Craig Calder is director of intermediaries at Barclays Mortgages
We talk a lot in the industry about how the mortgage market has evolved though tech advances, product innovation and criteria enhancements (to name just a few factors) but we sometimes neglect to highlight that the advice process has also had to evolve alongside this.
The financial burdens and requirements of all age ranges are coming under increased scrutiny in the wake of political and economic uncertainty.
Changing social demographics and attitudes to borrowing are also placing an increased emphasis on the need for a more holistic advice process across all areas of financial services.
When you add increased regulatory and market complexity into the mix, its little wonder that consumers, lenders and service providers are more reliant than ever on intermediary channels to provide both support and volume for their offerings.
One of the major challenges facing the intermediary market is later life financial management. Now you might think this is beyond the realms of the average mortgage adviser, but this area leads to repercussions along the advice chain.
Average life expectancy in the UK is now 87 years, yet the average adult expects to retire at 65 and live to just 82.
This data was included in research from Scottish Widows which also found that the majority (80%) of advisers said their clients underestimate how much they need to save in retirement.
In addition, more than half (56%) often see clients underestimating how long they’ll live for.
As a result, advisers said they are regularly having conversations with their clients to discuss the potential for running out of assets and agree on plans to mitigate this.
This data highlights the challenges facing the intermediary market. And how important good quality professional advice is, in terms of offering access to the right levels of information and range of options throughout a borrower’s lifecycle – as circumstances, both financial and personal, will continue to change. Let’s start from the beginning.
First-time buyers will always be the bedrock of the mortgage market and the foundation on which many advisory processes are built. Thankfully, first-time buyer demand is rising.
The latest figures released by UK Finance showed that there was strong growth in first-time buyer numbers over the summer – with year-on-year figures up 5.8%.
According to the data, 32,640 new first-time buyer mortgages and 32,710 homemover mortgages completed in July 2019 yearly rises of 5.8% and 1.4% respectively.
Of course, the outlook is more challenging in certain areas of the UK, but first-time buyer growth is being experienced across many regional markets where affordability is less of a burden and is supported by some highly competitive mortgage rates, even at the higher end of the LTV scale.
The increased support of family members in helping first-time buyers onto the property ladder is also evident, a trend which is putting further weight onto the shoulders of parents which may also be impacting their financial well-being and potential retirement plans.
The latest ‘hotel of Mum and Dad’ report from MoneySuperMarket revealed that a quarter of the nation’s millennials and young professionals are moving back home to save money for a deposit.

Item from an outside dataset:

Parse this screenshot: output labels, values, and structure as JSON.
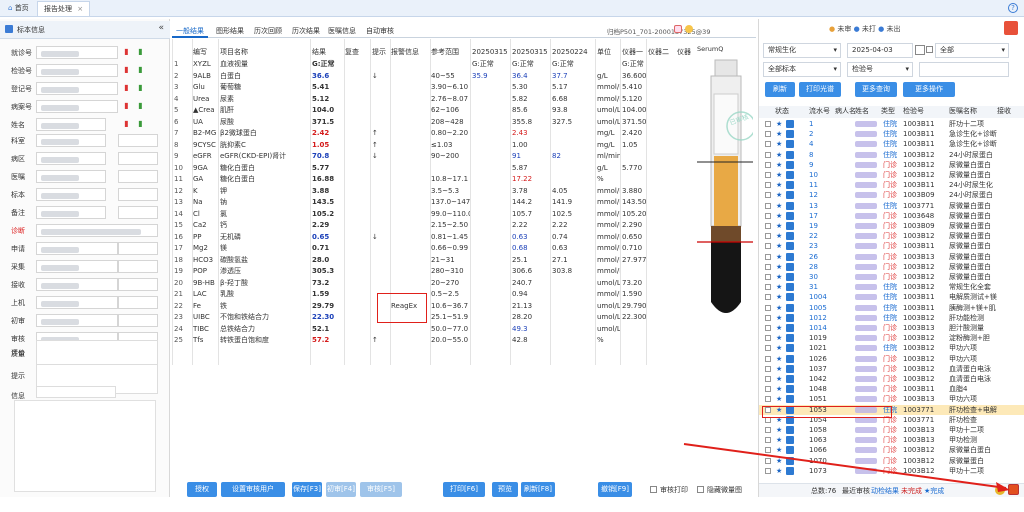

It suggested that children who move back home to save money cost their parents over £1,600 during their stay, a year-on-year increase of 83%.
The findings showed that returning children are staying with their parents for longer at an average of 10.3 months, enabling them to save £6,829 overall.
While the average rent contribution is £212, nearly half of children (48%) don’t offer to pay anything during their stay.
The cost of housing and catering for a returning child is increasingly having an impact on parents’ finances, with over twice as many parents cutting back on lifestyle choices.
Moving further along the lending scale, it was also interesting to see research from Key reveal that retired homeowners are increasingly considering cashing in buy-to-lets, acting as guarantors, as well as remortgaging or taking out new mortgages (including equity release) to help children and grandchildren onto the property ladder.
While parents and grandparents continue to use both savings (95%) and pension funds (21%) to give the younger generation a step onto the housing ladder, they are increasingly also looking at their own property assets to meet this need.
According to the study of 150 mortgage advisers, 19% have had enquiries from older customers about selling buy-to-lets and holiday homes, while 32% have been asked about acting as guarantors to help their children or grandchildren onto the property ladder.
That is on top of 28% who are investigating the option of remortgaging and 21% taking out new mortgages as the pressure builds on over-55s to share property wealth with the younger generations.
Intermediary respondents estimated that 47% of first-time buyers are partially helped with their deposit by grandparents or parents, with only a third managing to go it alone without any financial support.
This BOMAD boost means that brokers are confident in the market with 60% of brokers expecting a rise in first-time buyer enquiries this year.
In many ways, the gap between the older and younger generations appears larger than ever but when it comes to financial support this appears to be closing.